New markets and goods have had a direct impact on various domains of contemporary social life. In Vietnam, "culture" is a dynamic process that responds to changes in the local and global environment. This is a measure of its vitality.

Historically, Vietnam has been influenced by both Indian and Chinese civilization, But because of the long Chinese occupation and China's proximity, Vietnam adopted most of its major cultural and political concepts from China. Buddhism, Taoism, and Confucianism have made its way into Vietnamese homes and culture.

Throughout its history the family has formed the corner stone of Vietnamese culture and society. The family unit has preserved its status through Chinese and French domination, the 30-year struggle for National Liberation, Communism and Doi Moi (the current policy of market reform and the trappings of
Westernization and Modernization).

The institution of the family has come under intense pressure throughout Vietnamese civilisation. It is, however, regarded by many that the traditional role of the family in modern Vietnam is under more pressure than at any other stage in Vietnamese history. Doi Moi, the development of western style capitalism, government family planning policies, modernization, individualism and westernization seem to be assaulting the traditional family from all sides.

But now as a result of Doi Moi, we no longer see as much family culture.
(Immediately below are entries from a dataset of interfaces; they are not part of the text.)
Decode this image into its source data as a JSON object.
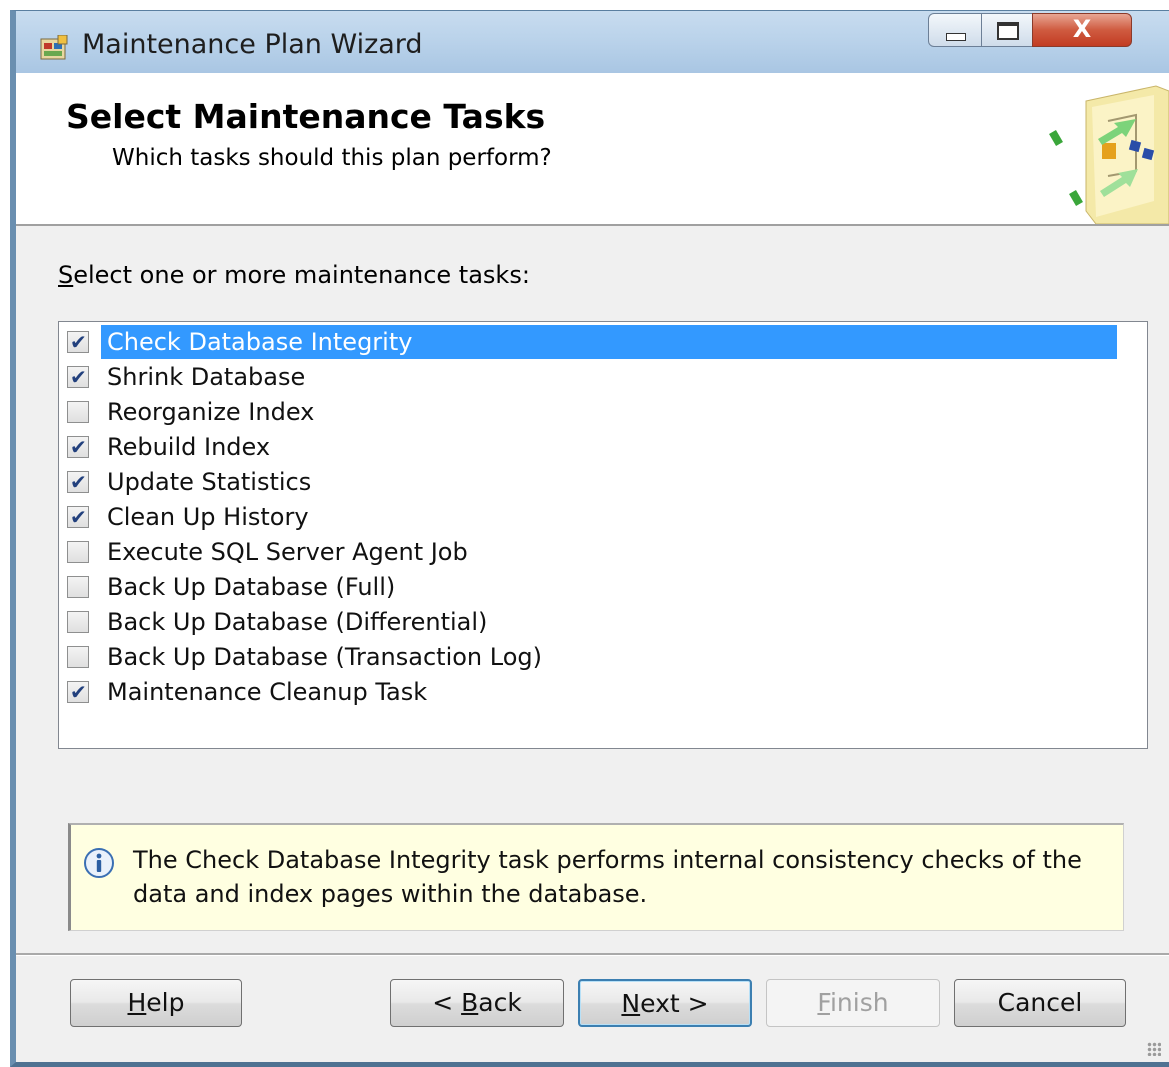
{
  "window": {
    "title": "Maintenance Plan Wizard",
    "close_glyph": "X"
  },
  "header": {
    "title": "Select Maintenance Tasks",
    "subtitle": "Which tasks should this plan perform?"
  },
  "tasks_label": {
    "accel": "S",
    "rest": "elect one or more maintenance tasks:"
  },
  "tasks": [
    {
      "label": "Check Database Integrity",
      "checked": true,
      "selected": true
    },
    {
      "label": "Shrink Database",
      "checked": true,
      "selected": false
    },
    {
      "label": "Reorganize Index",
      "checked": false,
      "selected": false
    },
    {
      "label": "Rebuild Index",
      "checked": true,
      "selected": false
    },
    {
      "label": "Update Statistics",
      "checked": true,
      "selected": false
    },
    {
      "label": "Clean Up History",
      "checked": true,
      "selected": false
    },
    {
      "label": "Execute SQL Server Agent Job",
      "checked": false,
      "selected": false
    },
    {
      "label": "Back Up Database (Full)",
      "checked": false,
      "selected": false
    },
    {
      "label": "Back Up Database (Differential)",
      "checked": false,
      "selected": false
    },
    {
      "label": "Back Up Database (Transaction Log)",
      "checked": false,
      "selected": false
    },
    {
      "label": "Maintenance Cleanup Task",
      "checked": true,
      "selected": false
    }
  ],
  "info": {
    "text": "The Check Database Integrity task performs internal consistency checks of the data and index pages within the database."
  },
  "buttons": {
    "help": {
      "accel": "H",
      "rest": "elp"
    },
    "back": {
      "pre": "< ",
      "accel": "B",
      "rest": "ack"
    },
    "next": {
      "accel": "N",
      "rest": "ext >"
    },
    "finish": {
      "accel": "F",
      "rest": "inish"
    },
    "cancel": "Cancel"
  },
  "colors": {
    "selection": "#3399ff",
    "info_background": "#ffffe1"
  },
  "icons": {
    "app": "maintenance-plan-icon",
    "header_art": "wizard-flowchart-art",
    "info": "info-icon",
    "checkmark": "checkmark-icon"
  }
}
Many families are forced to leave the house and work in factories to sustain their families. In the video, one couple hadn't seen their kids for months. This was unheard of in times before Doi Moi.

Along with the influx of migrant factory workers and the increase in the population of the urban poor, A new upper middle class emerges from this industrial world. The cities are full of cars and motorbikes (famous in Vietnam), fancy houses, and furnishings fashionable clothes, and personal gadgets like cell phones, and entertainment.

Family values have become lost in the midst of chaos. The priority of the family becomes making money and not each other. Children are being more and more pressured to pursue education not as a means to become knowledgeable but to make a living. In a world where Vietnam's young people pursue interests that differ sharply from those of their parents, a generation gap forms between the two. Communication between parents and children is almost non-existent. Children and Teens are distracted by technology and parents are working long hours that require them to be away from home.

#6.gifVietnam is a country that struggles with many of the same challenges that face other countries today, including drugs, generation gaps, and fears of globalization. Despite the individualism that Doi Moi implies, the Vietnamese government recognizes the importance of the role of the family in Vietnamese society and sees it as a major element in combating “social evils” such as drugs, prostitution, gambling, commercialism, that have developed as a result of the transition to a market economy.

The future for the traditional family structure remains unclear. What is certain is that Vietnam's economic and cultural transformation shows no sign of abating and it is within this context that the traditional family structure must develop and change to meet the needs of the "new' Vietnamese way of life and its family structure stands at an important crossroad.